Dataset records:
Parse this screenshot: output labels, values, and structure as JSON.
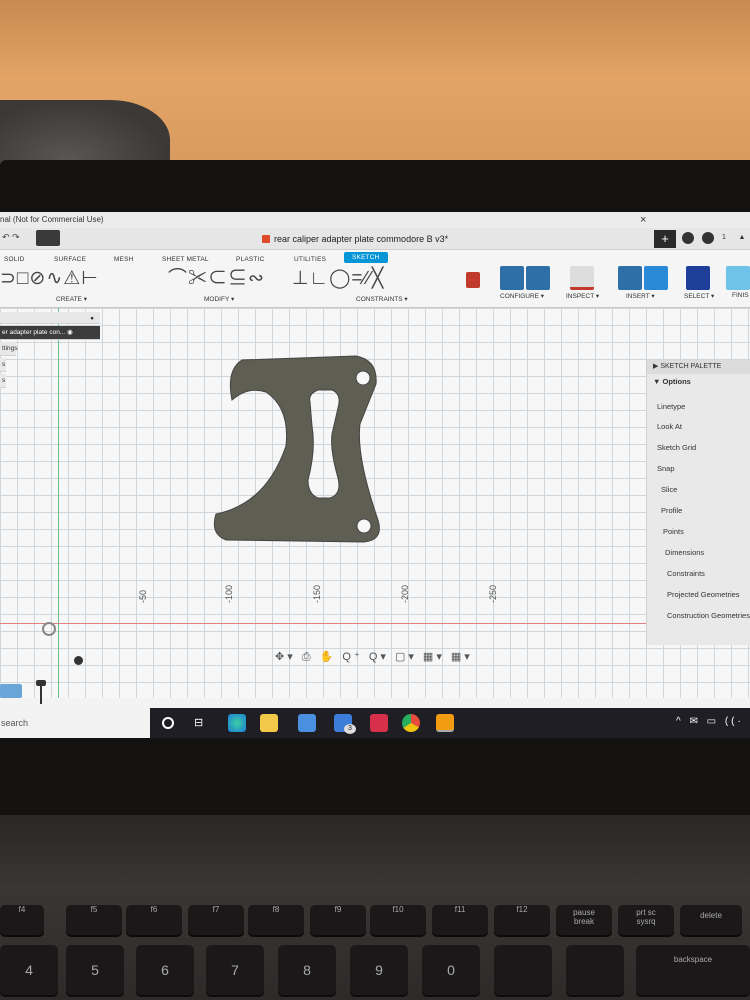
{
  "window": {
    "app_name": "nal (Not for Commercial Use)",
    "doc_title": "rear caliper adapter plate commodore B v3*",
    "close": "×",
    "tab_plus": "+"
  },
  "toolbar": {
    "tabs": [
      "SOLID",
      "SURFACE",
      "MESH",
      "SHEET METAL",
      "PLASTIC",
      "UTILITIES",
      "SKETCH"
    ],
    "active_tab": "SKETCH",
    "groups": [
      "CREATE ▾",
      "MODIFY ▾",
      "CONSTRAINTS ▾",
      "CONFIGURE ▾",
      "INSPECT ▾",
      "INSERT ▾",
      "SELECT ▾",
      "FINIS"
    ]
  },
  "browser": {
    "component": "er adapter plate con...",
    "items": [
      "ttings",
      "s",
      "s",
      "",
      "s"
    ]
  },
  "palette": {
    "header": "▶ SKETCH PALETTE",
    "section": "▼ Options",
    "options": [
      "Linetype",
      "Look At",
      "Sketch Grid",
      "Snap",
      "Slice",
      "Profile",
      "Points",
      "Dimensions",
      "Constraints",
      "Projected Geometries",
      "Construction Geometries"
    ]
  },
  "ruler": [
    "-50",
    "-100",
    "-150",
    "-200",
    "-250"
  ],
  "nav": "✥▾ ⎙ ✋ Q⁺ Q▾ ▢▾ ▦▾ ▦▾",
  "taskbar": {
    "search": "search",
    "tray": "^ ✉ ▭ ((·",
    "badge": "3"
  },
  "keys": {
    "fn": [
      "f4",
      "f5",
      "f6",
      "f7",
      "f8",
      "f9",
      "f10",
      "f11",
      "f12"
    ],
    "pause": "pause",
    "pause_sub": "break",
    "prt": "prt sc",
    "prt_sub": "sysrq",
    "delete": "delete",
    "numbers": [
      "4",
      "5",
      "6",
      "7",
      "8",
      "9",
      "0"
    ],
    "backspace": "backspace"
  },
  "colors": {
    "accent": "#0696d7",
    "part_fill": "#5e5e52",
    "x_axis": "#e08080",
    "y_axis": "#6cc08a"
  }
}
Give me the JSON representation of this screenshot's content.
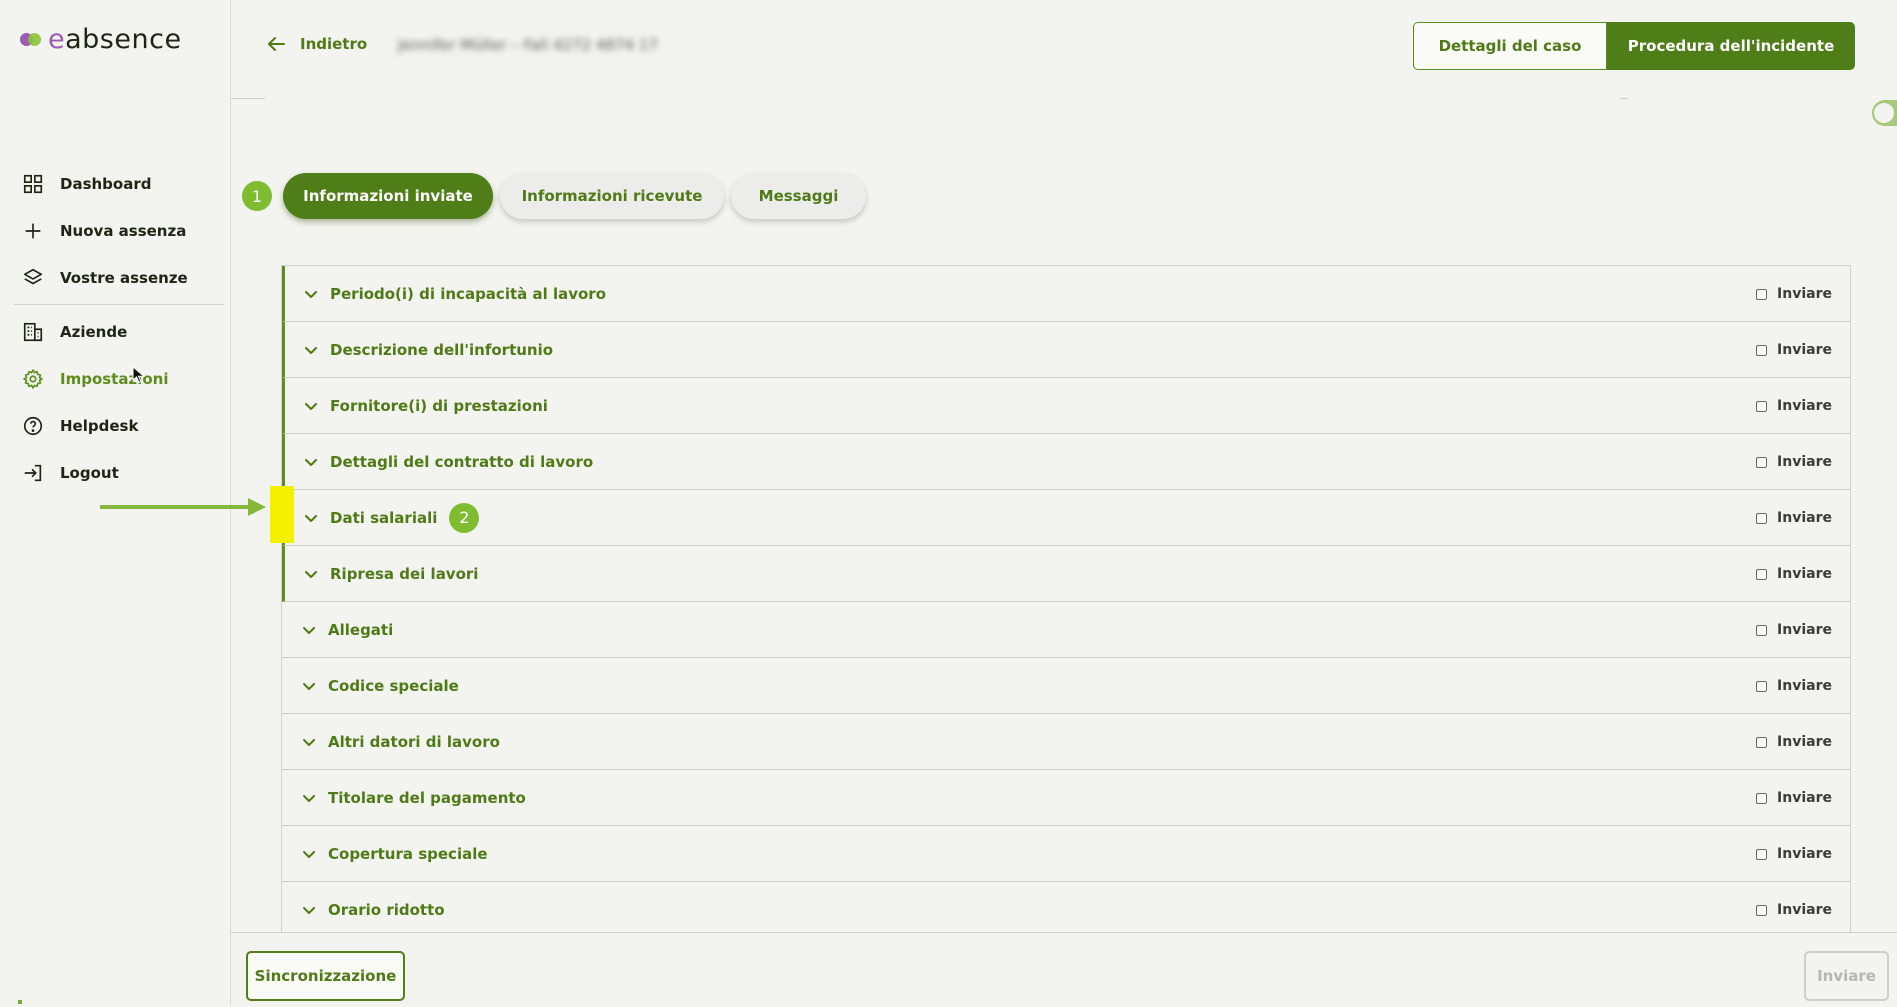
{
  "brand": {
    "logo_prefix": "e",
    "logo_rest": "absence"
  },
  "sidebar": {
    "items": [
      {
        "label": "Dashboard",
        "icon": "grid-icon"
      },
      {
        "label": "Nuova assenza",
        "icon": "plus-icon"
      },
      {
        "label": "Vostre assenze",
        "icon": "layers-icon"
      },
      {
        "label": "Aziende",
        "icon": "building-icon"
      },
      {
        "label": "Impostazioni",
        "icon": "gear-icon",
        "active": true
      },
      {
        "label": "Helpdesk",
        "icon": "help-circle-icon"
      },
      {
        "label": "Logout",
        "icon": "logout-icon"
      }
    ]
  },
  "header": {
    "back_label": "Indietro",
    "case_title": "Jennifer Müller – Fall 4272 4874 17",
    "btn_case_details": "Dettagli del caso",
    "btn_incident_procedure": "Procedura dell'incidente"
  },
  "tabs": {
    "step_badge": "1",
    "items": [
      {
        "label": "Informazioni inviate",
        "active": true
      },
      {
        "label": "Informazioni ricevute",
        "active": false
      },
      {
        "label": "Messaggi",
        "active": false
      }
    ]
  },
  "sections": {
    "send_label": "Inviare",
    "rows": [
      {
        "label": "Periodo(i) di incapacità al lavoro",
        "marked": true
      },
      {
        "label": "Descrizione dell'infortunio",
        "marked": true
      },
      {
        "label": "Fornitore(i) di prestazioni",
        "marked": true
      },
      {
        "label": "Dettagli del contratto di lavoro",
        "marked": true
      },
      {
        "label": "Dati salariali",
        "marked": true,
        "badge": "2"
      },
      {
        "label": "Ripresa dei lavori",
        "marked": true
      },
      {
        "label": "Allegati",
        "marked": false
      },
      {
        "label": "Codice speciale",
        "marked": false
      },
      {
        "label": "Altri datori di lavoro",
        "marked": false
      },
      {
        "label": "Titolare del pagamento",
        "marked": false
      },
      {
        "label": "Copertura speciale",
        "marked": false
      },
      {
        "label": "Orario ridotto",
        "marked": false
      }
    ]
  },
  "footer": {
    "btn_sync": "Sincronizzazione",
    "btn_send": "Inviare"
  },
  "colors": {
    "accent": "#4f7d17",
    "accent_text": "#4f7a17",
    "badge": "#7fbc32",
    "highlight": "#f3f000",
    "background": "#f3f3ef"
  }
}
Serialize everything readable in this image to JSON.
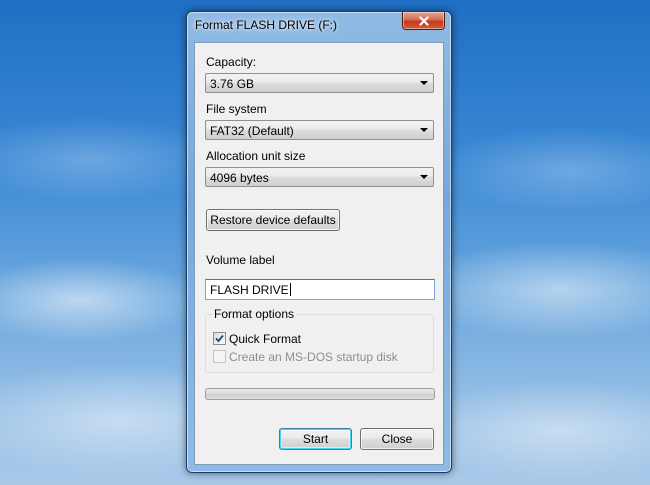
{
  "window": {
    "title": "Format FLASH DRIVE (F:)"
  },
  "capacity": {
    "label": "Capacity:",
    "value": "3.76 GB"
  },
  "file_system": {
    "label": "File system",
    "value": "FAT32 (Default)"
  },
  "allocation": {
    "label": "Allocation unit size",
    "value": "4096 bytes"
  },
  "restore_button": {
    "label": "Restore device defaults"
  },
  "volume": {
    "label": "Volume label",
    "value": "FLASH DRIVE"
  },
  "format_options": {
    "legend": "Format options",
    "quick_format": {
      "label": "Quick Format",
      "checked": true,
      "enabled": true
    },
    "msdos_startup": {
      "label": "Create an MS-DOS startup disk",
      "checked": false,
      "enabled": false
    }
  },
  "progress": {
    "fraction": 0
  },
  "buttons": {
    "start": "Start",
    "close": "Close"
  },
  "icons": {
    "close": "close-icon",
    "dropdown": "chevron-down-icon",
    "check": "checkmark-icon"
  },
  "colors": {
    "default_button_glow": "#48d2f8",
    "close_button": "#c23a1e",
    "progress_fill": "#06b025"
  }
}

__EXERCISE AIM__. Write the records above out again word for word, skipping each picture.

__FINISHED EXERCISE__.
Parse this screenshot: output labels, values, and structure as JSON.
{
  "window": {
    "app_name": "nal (Not for Commercial Use)",
    "doc_title": "rear caliper adapter plate commodore B v3*",
    "close": "×",
    "tab_plus": "+"
  },
  "toolbar": {
    "tabs": [
      "SOLID",
      "SURFACE",
      "MESH",
      "SHEET METAL",
      "PLASTIC",
      "UTILITIES",
      "SKETCH"
    ],
    "active_tab": "SKETCH",
    "groups": [
      "CREATE ▾",
      "MODIFY ▾",
      "CONSTRAINTS ▾",
      "CONFIGURE ▾",
      "INSPECT ▾",
      "INSERT ▾",
      "SELECT ▾",
      "FINIS"
    ]
  },
  "browser": {
    "component": "er adapter plate con...",
    "items": [
      "ttings",
      "s",
      "s",
      "",
      "s"
    ]
  },
  "palette": {
    "header": "▶ SKETCH PALETTE",
    "section": "▼ Options",
    "options": [
      "Linetype",
      "Look At",
      "Sketch Grid",
      "Snap",
      "Slice",
      "Profile",
      "Points",
      "Dimensions",
      "Constraints",
      "Projected Geometries",
      "Construction Geometries"
    ]
  },
  "ruler": [
    "-50",
    "-100",
    "-150",
    "-200",
    "-250"
  ],
  "nav": "✥▾ ⎙ ✋ Q⁺ Q▾ ▢▾ ▦▾ ▦▾",
  "taskbar": {
    "search": "search",
    "tray": "^ ✉ ▭ ((·",
    "badge": "3"
  },
  "keys": {
    "fn": [
      "f4",
      "f5",
      "f6",
      "f7",
      "f8",
      "f9",
      "f10",
      "f11",
      "f12"
    ],
    "pause": "pause",
    "pause_sub": "break",
    "prt": "prt sc",
    "prt_sub": "sysrq",
    "delete": "delete",
    "numbers": [
      "4",
      "5",
      "6",
      "7",
      "8",
      "9",
      "0"
    ],
    "backspace": "backspace"
  },
  "colors": {
    "accent": "#0696d7",
    "part_fill": "#5e5e52",
    "x_axis": "#e08080",
    "y_axis": "#6cc08a"
  }
}
Give me the JSON representation of this screenshot's content.
{
  "brand": {
    "logo_prefix": "e",
    "logo_rest": "absence"
  },
  "sidebar": {
    "items": [
      {
        "label": "Dashboard",
        "icon": "grid-icon"
      },
      {
        "label": "Nuova assenza",
        "icon": "plus-icon"
      },
      {
        "label": "Vostre assenze",
        "icon": "layers-icon"
      },
      {
        "label": "Aziende",
        "icon": "building-icon"
      },
      {
        "label": "Impostazioni",
        "icon": "gear-icon",
        "active": true
      },
      {
        "label": "Helpdesk",
        "icon": "help-circle-icon"
      },
      {
        "label": "Logout",
        "icon": "logout-icon"
      }
    ]
  },
  "header": {
    "back_label": "Indietro",
    "case_title": "Jennifer Müller – Fall 4272 4874 17",
    "btn_case_details": "Dettagli del caso",
    "btn_incident_procedure": "Procedura dell'incidente"
  },
  "tabs": {
    "step_badge": "1",
    "items": [
      {
        "label": "Informazioni inviate",
        "active": true
      },
      {
        "label": "Informazioni ricevute",
        "active": false
      },
      {
        "label": "Messaggi",
        "active": false
      }
    ]
  },
  "sections": {
    "send_label": "Inviare",
    "rows": [
      {
        "label": "Periodo(i) di incapacità al lavoro",
        "marked": true
      },
      {
        "label": "Descrizione dell'infortunio",
        "marked": true
      },
      {
        "label": "Fornitore(i) di prestazioni",
        "marked": true
      },
      {
        "label": "Dettagli del contratto di lavoro",
        "marked": true
      },
      {
        "label": "Dati salariali",
        "marked": true,
        "badge": "2"
      },
      {
        "label": "Ripresa dei lavori",
        "marked": true
      },
      {
        "label": "Allegati",
        "marked": false
      },
      {
        "label": "Codice speciale",
        "marked": false
      },
      {
        "label": "Altri datori di lavoro",
        "marked": false
      },
      {
        "label": "Titolare del pagamento",
        "marked": false
      },
      {
        "label": "Copertura speciale",
        "marked": false
      },
      {
        "label": "Orario ridotto",
        "marked": false
      }
    ]
  },
  "footer": {
    "btn_sync": "Sincronizzazione",
    "btn_send": "Inviare"
  },
  "colors": {
    "accent": "#4f7d17",
    "accent_text": "#4f7a17",
    "badge": "#7fbc32",
    "highlight": "#f3f000",
    "background": "#f3f3ef"
  }
}
Serialize everything readable in this image to JSON.
{
  "window": {
    "title": "Format FLASH DRIVE (F:)"
  },
  "capacity": {
    "label": "Capacity:",
    "value": "3.76 GB"
  },
  "file_system": {
    "label": "File system",
    "value": "FAT32 (Default)"
  },
  "allocation": {
    "label": "Allocation unit size",
    "value": "4096 bytes"
  },
  "restore_button": {
    "label": "Restore device defaults"
  },
  "volume": {
    "label": "Volume label",
    "value": "FLASH DRIVE"
  },
  "format_options": {
    "legend": "Format options",
    "quick_format": {
      "label": "Quick Format",
      "checked": true,
      "enabled": true
    },
    "msdos_startup": {
      "label": "Create an MS-DOS startup disk",
      "checked": false,
      "enabled": false
    }
  },
  "progress": {
    "fraction": 0
  },
  "buttons": {
    "start": "Start",
    "close": "Close"
  },
  "icons": {
    "close": "close-icon",
    "dropdown": "chevron-down-icon",
    "check": "checkmark-icon"
  },
  "colors": {
    "default_button_glow": "#48d2f8",
    "close_button": "#c23a1e",
    "progress_fill": "#06b025"
  }
}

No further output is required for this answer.